I’m something of a hoarder. I don’t have an acute case of the hoardsies like those extreme hoarders on that hoarding show (I think it’s called “People Who Can’t Throw Stuff Away”), but I’m willing to acknowledge that I have a slight problem. I don’t have rooms full of used styrofoam food containers or anything like that, but I do tend to hold on to things for far longer than their windows of usefulness and relevancy. It’s mostly paper stuff that I have kept around for very flimsy sentimental or “practical” reasons. Without my movie ticket stub from 1999, how am I supposed to properly reminisce about going to see “She’s All That” for the third time? Sure, an insurance card from 2006 has no value now, but who knows what the future will bring?
In library land, a reluctance to get rid of things can be a hindrance. Just as with my precious useless documents at home, it pains me to give library books the old heave-ho. However, I must overcome this affliction in order to perform one of the less glamorous, yet still highly essential, responsibilities of my job: weeding. No, I don’t mean removing unsightly growths from an otherwise pristine landscape, but it is more or less metaphorically equivalent to that. When librarians weed, we remove items that are worn out, seldom used, comprised of dated information, or are otherwise irrelevant or unappealing in order to make room for items that are newer, more up-to-date, and/or in better physical condition. Unless they’re in truly abominable shape, the weeded items are given the opportunity to find new homes. In the case of my library, we place weeded materials on our Friends of the Library bookshelves and offer patrons the opportunity to purchase them for a small donation. It’s a practical system that is carried out for highly practical reasons, but the impractical hoarder in me can’t help but approach it with barely stifled cringing and grimacing. Yesterday, my colleague and I attended a webinar that extolled the virtues of weeding and offered tips on how to best handle the often painful process. It didn’t fully cure me, but it reinvigorated my will to continue fighting my affinity for old junk.
Coincidentally, yesterday evening, with weeding still on the brain, I was skimming my Facebook news feed when I came across a link to a site entitled “Awful Library Books.” As any library nerd worth his salt would be, I was highly intrigued and felt compelled to investigate. To my surprise and delight, I found that the site is about weeding, and I must say, it’s awfully awesome. It features images and descriptions of questionable (mostly for being severely dated, but sometimes for content) books found on public library shelves. In addition to being pure comedy gold, the books presented on the site serve as a reminder of the importance of weeding. If librarians neglect their shelf pruning duties, we run the embarrassing risk of allowing our patrons to take home books about the emerging technology known as LaserDisc that will soon revolutionize home movie watching , or biographies on the hottest musical act in the world, ‘N SYNC.

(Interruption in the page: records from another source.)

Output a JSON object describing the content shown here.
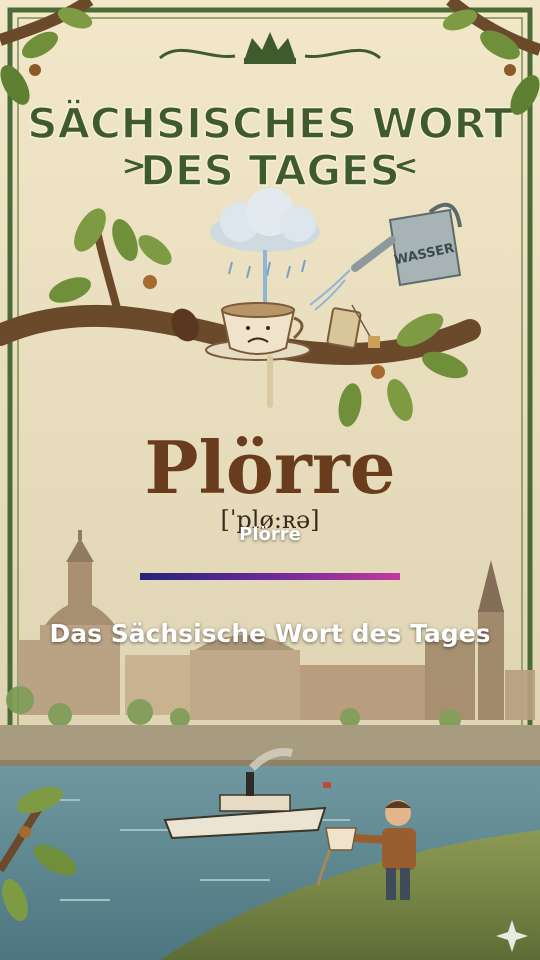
{
  "poster": {
    "title_line1": "SÄCHSISCHES WORT",
    "title_line2": "DES TAGES",
    "word": "Plörre",
    "pronunciation": "[ˈplø:ʀə]",
    "can_label": "WASSER"
  },
  "overlay": {
    "word": "Plörre",
    "title": "Das Sächsische Wort des Tages"
  },
  "colors": {
    "title_green": "#3f5a2b",
    "word_brown": "#6a3c1e",
    "parchment": "#efe4c4",
    "river": "#5f8a92",
    "bar_start": "#24237c",
    "bar_end": "#c23a9f"
  },
  "icons": [
    "crown-icon",
    "cloud-icon",
    "coffee-cup-icon",
    "watering-can-icon",
    "tea-bag-icon",
    "coffee-bean-icon",
    "steamboat-icon",
    "sparkle-icon"
  ]
}
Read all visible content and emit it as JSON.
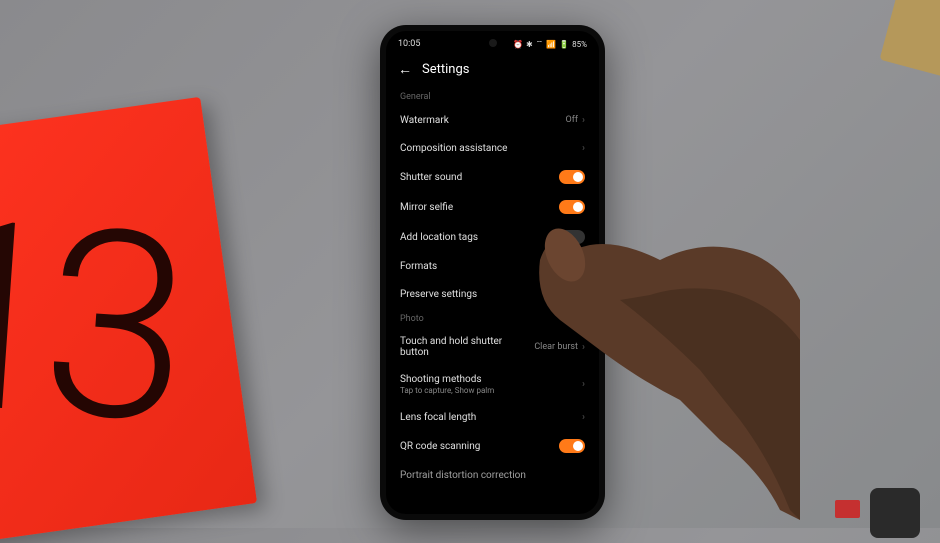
{
  "statusBar": {
    "time": "10:05",
    "battery": "85%",
    "icons": "⏰ ✱ ⌔ 📶 📶 🔋"
  },
  "header": {
    "title": "Settings"
  },
  "sections": {
    "general": {
      "label": "General",
      "watermark": {
        "label": "Watermark",
        "value": "Off"
      },
      "compositionAssistance": {
        "label": "Composition assistance"
      },
      "shutterSound": {
        "label": "Shutter sound",
        "state": "on"
      },
      "mirrorSelfie": {
        "label": "Mirror selfie",
        "state": "on"
      },
      "addLocationTags": {
        "label": "Add location tags",
        "state": "off"
      },
      "formats": {
        "label": "Formats"
      },
      "preserveSettings": {
        "label": "Preserve settings"
      }
    },
    "photo": {
      "label": "Photo",
      "touchHold": {
        "label": "Touch and hold shutter button",
        "value": "Clear burst"
      },
      "shootingMethods": {
        "label": "Shooting methods",
        "sublabel": "Tap to capture, Show palm"
      },
      "lensFocal": {
        "label": "Lens focal length"
      },
      "qrScanning": {
        "label": "QR code scanning",
        "state": "on"
      },
      "portraitDistortion": {
        "label": "Portrait distortion correction"
      }
    }
  }
}
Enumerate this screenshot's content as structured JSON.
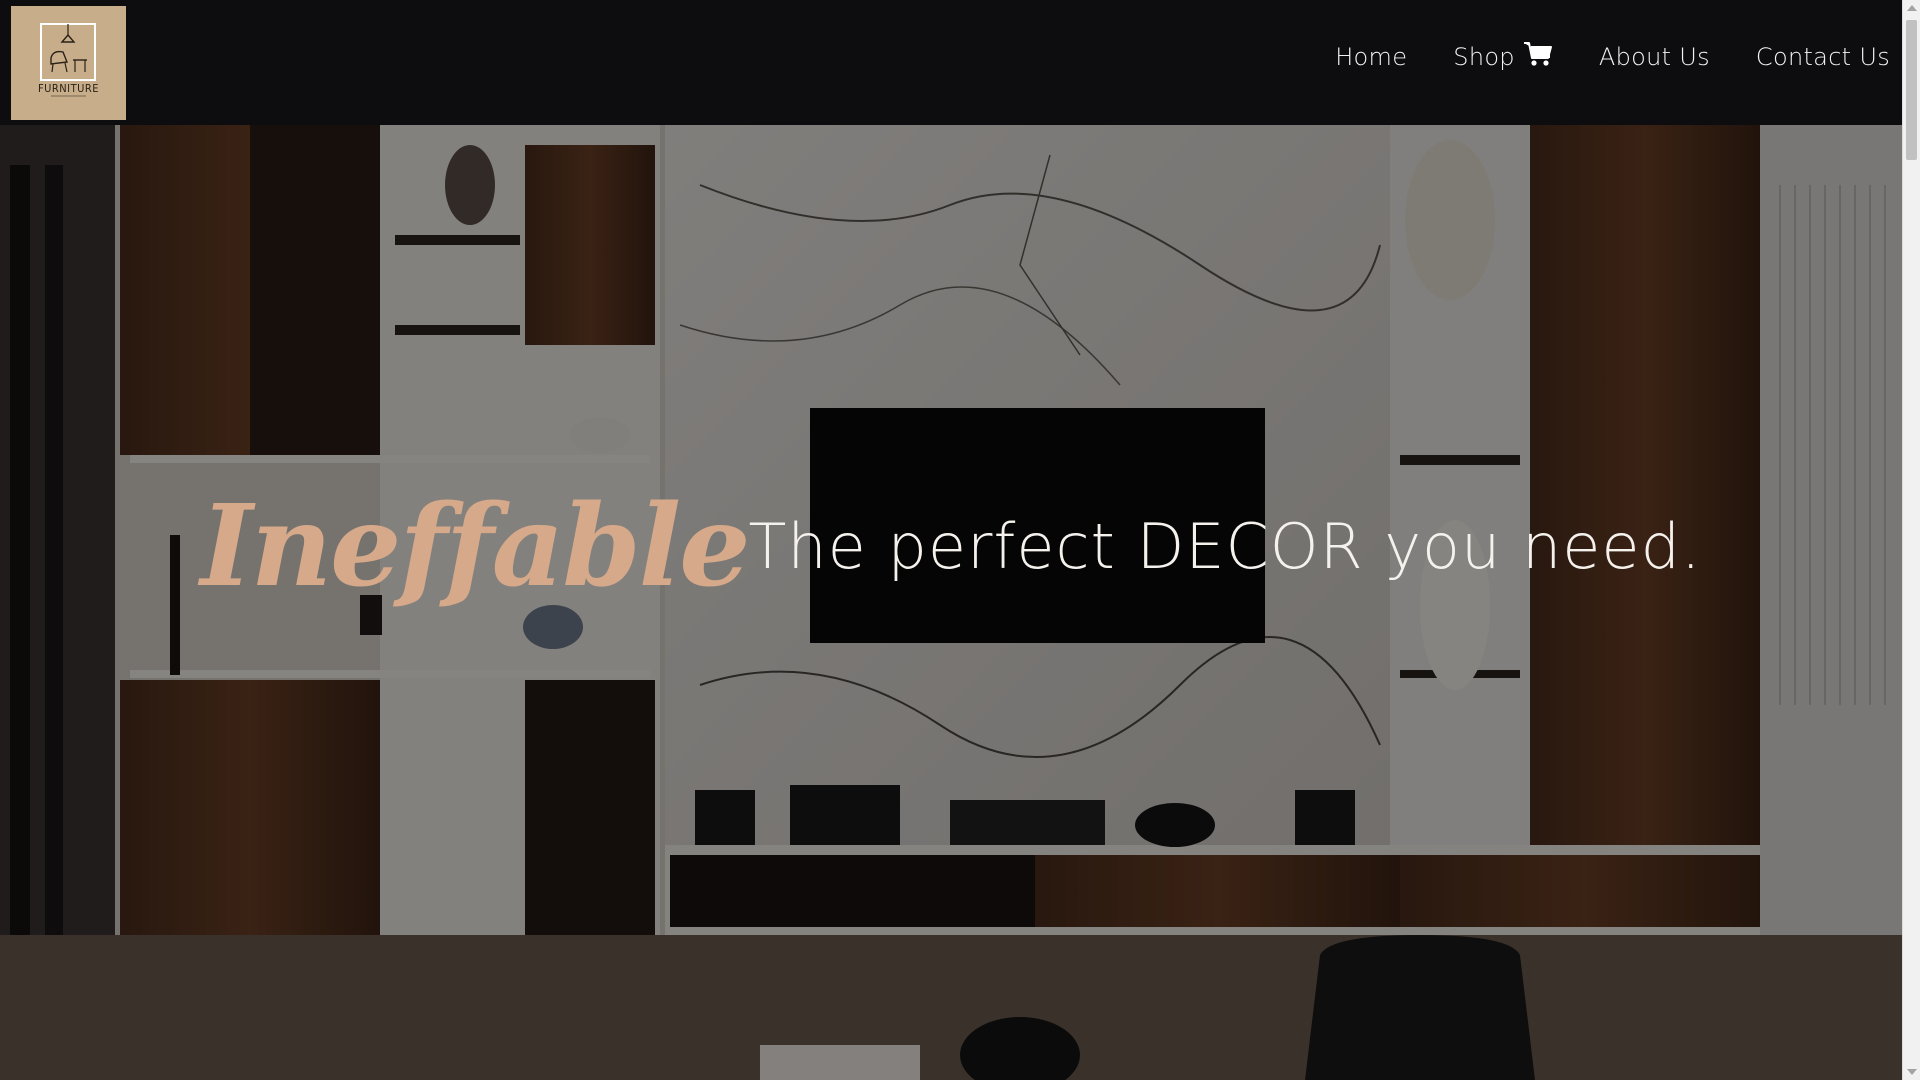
{
  "logo": {
    "text": "FURNITURE",
    "background_color": "#c8ad8a"
  },
  "nav": {
    "items": [
      {
        "label": "Home"
      },
      {
        "label": "Shop",
        "icon": "cart-icon"
      },
      {
        "label": "About Us"
      },
      {
        "label": "Contact Us"
      }
    ]
  },
  "hero": {
    "brand_script": "Ineffable",
    "tagline": "The perfect DECOR you need.",
    "script_color": "#d6a98a",
    "tagline_color": "#f5f2ee"
  },
  "colors": {
    "navbar_bg": "#0d0d0f",
    "nav_text": "#f3f3f3"
  }
}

I plan to visit “Awful Library Books” regularly now, in service to both my funny bone and my sense of professional responsibility. While the books featured are great, I think my favorite part of the site is the tagline beneath the title, which reads: “Hoarding is not collection development.” I’m going to do my best to live by those words. I’ve yet to find an inspirational mantra about the superfluity of ticket stubs, so those are likely gonna stick around.